bacteria and archaea

  1. peptidoglycan
    • network of modified sugar polymers ross linked by short polypeptides
    • encloses the entire bacterium and anchors other molecules that extend from its surface

    lacking in archaeal cell walls
  2. gram stain
    used to classify many bacterial species into two groups based on cell wall composition
  3. gram-positive
    bacteria have simpler walls with large amount of peptidoglycan
  4. gram-negative
    less peptidoglycan and structurally more complex with an outer membrane that contains lipopolysaccharides
  5. capsule
    • sticky layer of polysaccharide or protein
    • enables prokaryotes to adhere to their substrate or to other individuals in a colony
  6. fimbriae
    hairlike protein appendages that help prokaryotes stick to their substrate or to one another
  7. nucleoid
    region of cytoplasm that appears lighter than the surrounding cytoplasm
  8. plasmids
    smaller rings of separately replicating DNA
  9. endospores
    • resistant cells produced when essential nutrient is lacking
    • the original cell produces a copy of its chromosome and surrounds it with a tough wall
  10. transformation
    genotype and possibly phenotype of a prokaryotic cell are altered by the uptake of foreign DNA from its surroundings
  11. transduction
    • bacteriophages carry bacterial genes from one host cell to another
    • a type of horizontal gene transfer
  12. conjugation
    genetic material is transferred between two bacterial cells that are temporarily joined
  13. f factor
    • consists of about 25 genes
    • can exist either as aplasmid or as a segment of DNA within a bacterial chromosome
  14. r plasmids
    resistance genes carried by plasmids
  15. photoautotrophs

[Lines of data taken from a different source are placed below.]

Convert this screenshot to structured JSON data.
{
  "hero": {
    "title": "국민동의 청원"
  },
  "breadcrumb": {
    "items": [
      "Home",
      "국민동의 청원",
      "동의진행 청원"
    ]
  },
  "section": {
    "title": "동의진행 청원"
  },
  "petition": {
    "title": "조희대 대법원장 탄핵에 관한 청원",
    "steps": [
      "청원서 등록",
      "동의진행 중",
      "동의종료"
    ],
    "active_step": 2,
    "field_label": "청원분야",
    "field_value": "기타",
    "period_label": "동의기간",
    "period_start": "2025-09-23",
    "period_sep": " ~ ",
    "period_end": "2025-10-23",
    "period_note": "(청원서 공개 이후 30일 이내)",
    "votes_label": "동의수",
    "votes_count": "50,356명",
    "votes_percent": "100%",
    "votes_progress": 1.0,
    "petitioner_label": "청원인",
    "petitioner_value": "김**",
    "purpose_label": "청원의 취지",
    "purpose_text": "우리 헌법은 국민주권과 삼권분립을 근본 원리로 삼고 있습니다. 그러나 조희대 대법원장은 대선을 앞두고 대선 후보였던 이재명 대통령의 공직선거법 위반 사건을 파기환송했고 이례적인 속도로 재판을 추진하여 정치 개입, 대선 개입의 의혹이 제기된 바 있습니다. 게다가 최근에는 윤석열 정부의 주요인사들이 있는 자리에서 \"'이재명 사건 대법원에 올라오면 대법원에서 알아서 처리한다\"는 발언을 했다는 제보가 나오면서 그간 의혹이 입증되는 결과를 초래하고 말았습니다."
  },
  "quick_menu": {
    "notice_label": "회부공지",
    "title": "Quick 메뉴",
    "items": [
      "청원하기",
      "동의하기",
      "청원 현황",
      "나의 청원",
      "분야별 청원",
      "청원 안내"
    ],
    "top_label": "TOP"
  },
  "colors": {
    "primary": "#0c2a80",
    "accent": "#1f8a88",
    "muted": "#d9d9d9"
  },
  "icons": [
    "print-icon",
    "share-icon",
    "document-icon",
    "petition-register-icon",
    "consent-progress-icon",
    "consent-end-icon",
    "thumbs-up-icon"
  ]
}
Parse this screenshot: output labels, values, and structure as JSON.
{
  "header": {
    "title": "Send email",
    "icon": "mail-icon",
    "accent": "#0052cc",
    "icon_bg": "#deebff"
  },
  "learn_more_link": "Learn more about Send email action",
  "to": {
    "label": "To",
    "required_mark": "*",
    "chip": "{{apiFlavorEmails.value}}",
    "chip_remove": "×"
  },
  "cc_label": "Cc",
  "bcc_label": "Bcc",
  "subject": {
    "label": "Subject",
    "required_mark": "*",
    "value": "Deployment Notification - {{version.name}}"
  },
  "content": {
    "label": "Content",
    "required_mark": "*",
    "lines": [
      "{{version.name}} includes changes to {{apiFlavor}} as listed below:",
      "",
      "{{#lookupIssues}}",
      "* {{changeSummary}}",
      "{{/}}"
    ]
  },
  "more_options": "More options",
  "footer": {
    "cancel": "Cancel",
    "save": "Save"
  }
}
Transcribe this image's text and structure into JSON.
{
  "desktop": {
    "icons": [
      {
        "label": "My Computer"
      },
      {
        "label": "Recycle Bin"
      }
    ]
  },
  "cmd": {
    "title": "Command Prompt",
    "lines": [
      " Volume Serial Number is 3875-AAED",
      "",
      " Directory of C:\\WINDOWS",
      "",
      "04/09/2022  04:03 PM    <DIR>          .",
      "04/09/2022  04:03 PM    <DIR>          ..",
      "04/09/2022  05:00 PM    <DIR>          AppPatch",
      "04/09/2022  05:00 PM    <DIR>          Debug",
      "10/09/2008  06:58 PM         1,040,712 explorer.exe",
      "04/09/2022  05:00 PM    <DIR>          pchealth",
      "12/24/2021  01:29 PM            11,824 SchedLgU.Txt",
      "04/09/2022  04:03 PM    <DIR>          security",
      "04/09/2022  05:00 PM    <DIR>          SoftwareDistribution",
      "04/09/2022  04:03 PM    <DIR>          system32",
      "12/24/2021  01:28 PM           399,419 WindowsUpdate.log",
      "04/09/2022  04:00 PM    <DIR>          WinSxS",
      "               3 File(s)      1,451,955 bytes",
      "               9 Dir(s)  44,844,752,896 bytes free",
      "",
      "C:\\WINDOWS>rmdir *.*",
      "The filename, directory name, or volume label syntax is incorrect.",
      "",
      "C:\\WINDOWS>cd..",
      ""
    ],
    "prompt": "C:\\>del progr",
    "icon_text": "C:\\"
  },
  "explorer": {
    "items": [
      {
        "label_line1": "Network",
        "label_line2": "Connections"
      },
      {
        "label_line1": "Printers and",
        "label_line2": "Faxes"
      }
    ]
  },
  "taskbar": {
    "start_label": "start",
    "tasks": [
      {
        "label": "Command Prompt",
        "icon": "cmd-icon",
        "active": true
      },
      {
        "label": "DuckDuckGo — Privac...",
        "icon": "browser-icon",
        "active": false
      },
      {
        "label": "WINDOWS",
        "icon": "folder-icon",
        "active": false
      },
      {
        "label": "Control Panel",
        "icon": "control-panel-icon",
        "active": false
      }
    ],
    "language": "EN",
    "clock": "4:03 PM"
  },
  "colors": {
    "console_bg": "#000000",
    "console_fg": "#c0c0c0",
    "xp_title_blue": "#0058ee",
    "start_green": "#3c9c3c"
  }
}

    photosynthetic organisms that capture light energy and use it to drive the synthesis of organic compounds from COs or other inorganic carbon compounds
  16. chemoautotrophs
    need only as inorganic compound such as CO2 as a carbon source
  17. photoheterotrophs
    harness energy from light but must obtain carbon in organic form
  18. chemoheterotrophs
    must consume organic molecules to obtain both energy and carbon
  19. obligate aerobes
    use O2 for cellular respiration and cannot grow without it
  20. obligate anaerobes
    • are poisoned by O2
    • some live by fermentation
  21. anaerobic respiration
    nitrate ions or sulfate ions accept electrons at the downhill end of electron transport chains
  22. facultative anaerobes
    use O2 if it is present but can also carry out anaerobic environment
  23. nitrogen fixation
    convert atmospheric nitrogen to ammonia
  24. heterocytes
    carry out only nitrogen fixation
  25. biofilms
    surface-coating colonies in which metabolic cooperation between different prokaryotic species occurs
  26. extremophiles
    "lovers" of extreme conditions
  27. extreme halophiles
    live in highly saline environments
  28. extreme thermophiles
    thrive in very hot environments
  29. methanogens
    use CO2 to oxidize H2 releasing methane as a waste product
  30. decomposers
    • breaking down corpses, dead vegetation and waste products
    • unlocking supplies of carbon, nitrogen, and other elemnts
  31. symbiosis
    an ecological relationship in which two species live in close contact with one another
  32. mutualism
    both benefit
  33. commensalism
    one species benefits while the other is not harmed or helped in any significant way
  34. parasitism
    a parasite eats the cells contents, tissues, or body fluids of its host
  35. exotoxins
    proteins secreted by certain bacteria and other organisms
  36. endotoxins
    lipopolysaccharide components of the outer membrane of gram-negative bacteria
Card Set
bacteria and archaea
chapter 27